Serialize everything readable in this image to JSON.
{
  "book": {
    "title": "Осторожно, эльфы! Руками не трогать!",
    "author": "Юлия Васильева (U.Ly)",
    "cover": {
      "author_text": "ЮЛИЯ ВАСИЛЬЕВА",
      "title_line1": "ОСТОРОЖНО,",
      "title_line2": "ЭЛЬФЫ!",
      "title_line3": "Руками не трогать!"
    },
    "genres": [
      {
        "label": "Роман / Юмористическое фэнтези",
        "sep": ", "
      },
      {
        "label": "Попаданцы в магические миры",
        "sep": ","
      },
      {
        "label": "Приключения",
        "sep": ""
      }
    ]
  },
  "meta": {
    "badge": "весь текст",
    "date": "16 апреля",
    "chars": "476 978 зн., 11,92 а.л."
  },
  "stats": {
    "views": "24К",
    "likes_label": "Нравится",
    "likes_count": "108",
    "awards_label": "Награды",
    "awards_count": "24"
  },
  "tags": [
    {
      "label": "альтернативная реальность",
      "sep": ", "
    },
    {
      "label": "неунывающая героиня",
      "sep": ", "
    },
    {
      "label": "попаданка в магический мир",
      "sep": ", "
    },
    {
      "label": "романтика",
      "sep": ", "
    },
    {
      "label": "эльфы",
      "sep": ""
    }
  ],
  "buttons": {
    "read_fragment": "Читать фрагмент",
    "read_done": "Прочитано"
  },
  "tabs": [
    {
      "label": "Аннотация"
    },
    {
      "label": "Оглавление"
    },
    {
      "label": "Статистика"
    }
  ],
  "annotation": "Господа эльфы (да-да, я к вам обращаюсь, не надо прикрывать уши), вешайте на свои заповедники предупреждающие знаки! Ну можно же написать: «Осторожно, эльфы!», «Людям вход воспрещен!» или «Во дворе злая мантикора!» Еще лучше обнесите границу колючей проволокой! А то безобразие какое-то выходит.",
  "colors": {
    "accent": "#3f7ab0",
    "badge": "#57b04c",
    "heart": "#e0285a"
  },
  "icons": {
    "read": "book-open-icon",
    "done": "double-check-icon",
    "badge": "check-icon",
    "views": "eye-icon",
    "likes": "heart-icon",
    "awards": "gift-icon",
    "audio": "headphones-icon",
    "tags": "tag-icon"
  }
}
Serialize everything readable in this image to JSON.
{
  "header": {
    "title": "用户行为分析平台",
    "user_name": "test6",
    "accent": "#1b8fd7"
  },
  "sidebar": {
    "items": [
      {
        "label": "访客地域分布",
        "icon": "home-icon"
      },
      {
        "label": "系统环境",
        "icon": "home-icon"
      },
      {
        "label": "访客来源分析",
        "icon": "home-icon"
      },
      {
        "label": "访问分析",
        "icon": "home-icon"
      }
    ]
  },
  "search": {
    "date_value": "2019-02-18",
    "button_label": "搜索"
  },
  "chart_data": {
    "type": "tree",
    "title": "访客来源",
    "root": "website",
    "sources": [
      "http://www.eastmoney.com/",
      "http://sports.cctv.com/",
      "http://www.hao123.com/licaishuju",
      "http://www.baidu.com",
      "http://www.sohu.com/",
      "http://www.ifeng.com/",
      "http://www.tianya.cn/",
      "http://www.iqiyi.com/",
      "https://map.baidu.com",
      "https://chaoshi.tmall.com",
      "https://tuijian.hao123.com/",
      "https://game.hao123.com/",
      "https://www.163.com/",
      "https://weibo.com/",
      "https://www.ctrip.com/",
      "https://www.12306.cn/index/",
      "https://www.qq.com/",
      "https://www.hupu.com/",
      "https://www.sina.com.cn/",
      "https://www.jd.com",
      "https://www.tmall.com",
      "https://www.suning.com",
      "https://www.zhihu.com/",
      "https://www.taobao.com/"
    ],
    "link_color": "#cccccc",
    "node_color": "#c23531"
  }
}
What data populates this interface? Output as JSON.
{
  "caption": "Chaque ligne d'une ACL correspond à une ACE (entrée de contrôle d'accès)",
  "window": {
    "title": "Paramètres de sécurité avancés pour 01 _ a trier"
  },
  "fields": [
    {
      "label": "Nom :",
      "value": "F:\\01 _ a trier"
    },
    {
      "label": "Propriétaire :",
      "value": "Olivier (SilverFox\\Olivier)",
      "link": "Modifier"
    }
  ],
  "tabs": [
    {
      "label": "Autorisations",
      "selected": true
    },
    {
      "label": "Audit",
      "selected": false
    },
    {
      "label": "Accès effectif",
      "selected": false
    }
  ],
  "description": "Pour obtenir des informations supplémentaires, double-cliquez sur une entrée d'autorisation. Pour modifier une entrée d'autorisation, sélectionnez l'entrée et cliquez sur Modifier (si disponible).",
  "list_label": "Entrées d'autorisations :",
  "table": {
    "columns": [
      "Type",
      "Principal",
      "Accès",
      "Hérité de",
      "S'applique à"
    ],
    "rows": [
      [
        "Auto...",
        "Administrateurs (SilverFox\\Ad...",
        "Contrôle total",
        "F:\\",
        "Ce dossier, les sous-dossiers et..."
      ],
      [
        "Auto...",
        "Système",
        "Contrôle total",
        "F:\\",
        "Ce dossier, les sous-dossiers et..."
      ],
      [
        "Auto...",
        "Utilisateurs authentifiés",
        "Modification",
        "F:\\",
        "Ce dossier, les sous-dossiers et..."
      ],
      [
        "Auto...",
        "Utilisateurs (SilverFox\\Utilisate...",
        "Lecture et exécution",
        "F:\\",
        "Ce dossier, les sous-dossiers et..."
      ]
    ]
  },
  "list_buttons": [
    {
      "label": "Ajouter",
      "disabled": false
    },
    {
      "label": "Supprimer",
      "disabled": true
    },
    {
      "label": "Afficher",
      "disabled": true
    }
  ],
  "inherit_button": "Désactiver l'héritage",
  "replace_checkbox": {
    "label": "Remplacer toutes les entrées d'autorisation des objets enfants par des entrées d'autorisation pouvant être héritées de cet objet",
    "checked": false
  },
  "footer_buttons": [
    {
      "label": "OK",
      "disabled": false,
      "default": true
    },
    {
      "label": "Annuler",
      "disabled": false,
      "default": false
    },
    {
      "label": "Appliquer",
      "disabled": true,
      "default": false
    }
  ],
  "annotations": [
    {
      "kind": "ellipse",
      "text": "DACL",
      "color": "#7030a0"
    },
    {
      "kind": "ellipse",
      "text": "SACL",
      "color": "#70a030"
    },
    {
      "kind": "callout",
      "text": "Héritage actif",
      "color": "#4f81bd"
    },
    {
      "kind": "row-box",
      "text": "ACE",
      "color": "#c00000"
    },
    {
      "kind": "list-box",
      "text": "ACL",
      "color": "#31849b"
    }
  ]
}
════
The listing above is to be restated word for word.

* [The answer]
Serialize everything readable in this image to JSON.
{
  "book": {
    "title": "Осторожно, эльфы! Руками не трогать!",
    "author": "Юлия Васильева (U.Ly)",
    "cover": {
      "author_text": "ЮЛИЯ ВАСИЛЬЕВА",
      "title_line1": "ОСТОРОЖНО,",
      "title_line2": "ЭЛЬФЫ!",
      "title_line3": "Руками не трогать!"
    },
    "genres": [
      {
        "label": "Роман / Юмористическое фэнтези",
        "sep": ", "
      },
      {
        "label": "Попаданцы в магические миры",
        "sep": ","
      },
      {
        "label": "Приключения",
        "sep": ""
      }
    ]
  },
  "meta": {
    "badge": "весь текст",
    "date": "16 апреля",
    "chars": "476 978 зн., 11,92 а.л."
  },
  "stats": {
    "views": "24К",
    "likes_label": "Нравится",
    "likes_count": "108",
    "awards_label": "Награды",
    "awards_count": "24"
  },
  "tags": [
    {
      "label": "альтернативная реальность",
      "sep": ", "
    },
    {
      "label": "неунывающая героиня",
      "sep": ", "
    },
    {
      "label": "попаданка в магический мир",
      "sep": ", "
    },
    {
      "label": "романтика",
      "sep": ", "
    },
    {
      "label": "эльфы",
      "sep": ""
    }
  ],
  "buttons": {
    "read_fragment": "Читать фрагмент",
    "read_done": "Прочитано"
  },
  "tabs": [
    {
      "label": "Аннотация"
    },
    {
      "label": "Оглавление"
    },
    {
      "label": "Статистика"
    }
  ],
  "annotation": "Господа эльфы (да-да, я к вам обращаюсь, не надо прикрывать уши), вешайте на свои заповедники предупреждающие знаки! Ну можно же написать: «Осторожно, эльфы!», «Людям вход воспрещен!» или «Во дворе злая мантикора!» Еще лучше обнесите границу колючей проволокой! А то безобразие какое-то выходит.",
  "colors": {
    "accent": "#3f7ab0",
    "badge": "#57b04c",
    "heart": "#e0285a"
  },
  "icons": {
    "read": "book-open-icon",
    "done": "double-check-icon",
    "badge": "check-icon",
    "views": "eye-icon",
    "likes": "heart-icon",
    "awards": "gift-icon",
    "audio": "headphones-icon",
    "tags": "tag-icon"
  }
}
Serialize everything readable in this image to JSON.
{
  "header": {
    "title": "用户行为分析平台",
    "user_name": "test6",
    "accent": "#1b8fd7"
  },
  "sidebar": {
    "items": [
      {
        "label": "访客地域分布",
        "icon": "home-icon"
      },
      {
        "label": "系统环境",
        "icon": "home-icon"
      },
      {
        "label": "访客来源分析",
        "icon": "home-icon"
      },
      {
        "label": "访问分析",
        "icon": "home-icon"
      }
    ]
  },
  "search": {
    "date_value": "2019-02-18",
    "button_label": "搜索"
  },
  "chart_data": {
    "type": "tree",
    "title": "访客来源",
    "root": "website",
    "sources": [
      "http://www.eastmoney.com/",
      "http://sports.cctv.com/",
      "http://www.hao123.com/licaishuju",
      "http://www.baidu.com",
      "http://www.sohu.com/",
      "http://www.ifeng.com/",
      "http://www.tianya.cn/",
      "http://www.iqiyi.com/",
      "https://map.baidu.com",
      "https://chaoshi.tmall.com",
      "https://tuijian.hao123.com/",
      "https://game.hao123.com/",
      "https://www.163.com/",
      "https://weibo.com/",
      "https://www.ctrip.com/",
      "https://www.12306.cn/index/",
      "https://www.qq.com/",
      "https://www.hupu.com/",
      "https://www.sina.com.cn/",
      "https://www.jd.com",
      "https://www.tmall.com",
      "https://www.suning.com",
      "https://www.zhihu.com/",
      "https://www.taobao.com/"
    ],
    "link_color": "#cccccc",
    "node_color": "#c23531"
  }
}
What data populates this interface? Output as JSON.
{
  "caption": "Chaque ligne d'une ACL correspond à une ACE (entrée de contrôle d'accès)",
  "window": {
    "title": "Paramètres de sécurité avancés pour 01 _ a trier"
  },
  "fields": [
    {
      "label": "Nom :",
      "value": "F:\\01 _ a trier"
    },
    {
      "label": "Propriétaire :",
      "value": "Olivier (SilverFox\\Olivier)",
      "link": "Modifier"
    }
  ],
  "tabs": [
    {
      "label": "Autorisations",
      "selected": true
    },
    {
      "label": "Audit",
      "selected": false
    },
    {
      "label": "Accès effectif",
      "selected": false
    }
  ],
  "description": "Pour obtenir des informations supplémentaires, double-cliquez sur une entrée d'autorisation. Pour modifier une entrée d'autorisation, sélectionnez l'entrée et cliquez sur Modifier (si disponible).",
  "list_label": "Entrées d'autorisations :",
  "table": {
    "columns": [
      "Type",
      "Principal",
      "Accès",
      "Hérité de",
      "S'applique à"
    ],
    "rows": [
      [
        "Auto...",
        "Administrateurs (SilverFox\\Ad...",
        "Contrôle total",
        "F:\\",
        "Ce dossier, les sous-dossiers et..."
      ],
      [
        "Auto...",
        "Système",
        "Contrôle total",
        "F:\\",
        "Ce dossier, les sous-dossiers et..."
      ],
      [
        "Auto...",
        "Utilisateurs authentifiés",
        "Modification",
        "F:\\",
        "Ce dossier, les sous-dossiers et..."
      ],
      [
        "Auto...",
        "Utilisateurs (SilverFox\\Utilisate...",
        "Lecture et exécution",
        "F:\\",
        "Ce dossier, les sous-dossiers et..."
      ]
    ]
  },
  "list_buttons": [
    {
      "label": "Ajouter",
      "disabled": false
    },
    {
      "label": "Supprimer",
      "disabled": true
    },
    {
      "label": "Afficher",
      "disabled": true
    }
  ],
  "inherit_button": "Désactiver l'héritage",
  "replace_checkbox": {
    "label": "Remplacer toutes les entrées d'autorisation des objets enfants par des entrées d'autorisation pouvant être héritées de cet objet",
    "checked": false
  },
  "footer_buttons": [
    {
      "label": "OK",
      "disabled": false,
      "default": true
    },
    {
      "label": "Annuler",
      "disabled": false,
      "default": false
    },
    {
      "label": "Appliquer",
      "disabled": true,
      "default": false
    }
  ],
  "annotations": [
    {
      "kind": "ellipse",
      "text": "DACL",
      "color": "#7030a0"
    },
    {
      "kind": "ellipse",
      "text": "SACL",
      "color": "#70a030"
    },
    {
      "kind": "callout",
      "text": "Héritage actif",
      "color": "#4f81bd"
    },
    {
      "kind": "row-box",
      "text": "ACE",
      "color": "#c00000"
    },
    {
      "kind": "list-box",
      "text": "ACL",
      "color": "#31849b"
    }
  ]
}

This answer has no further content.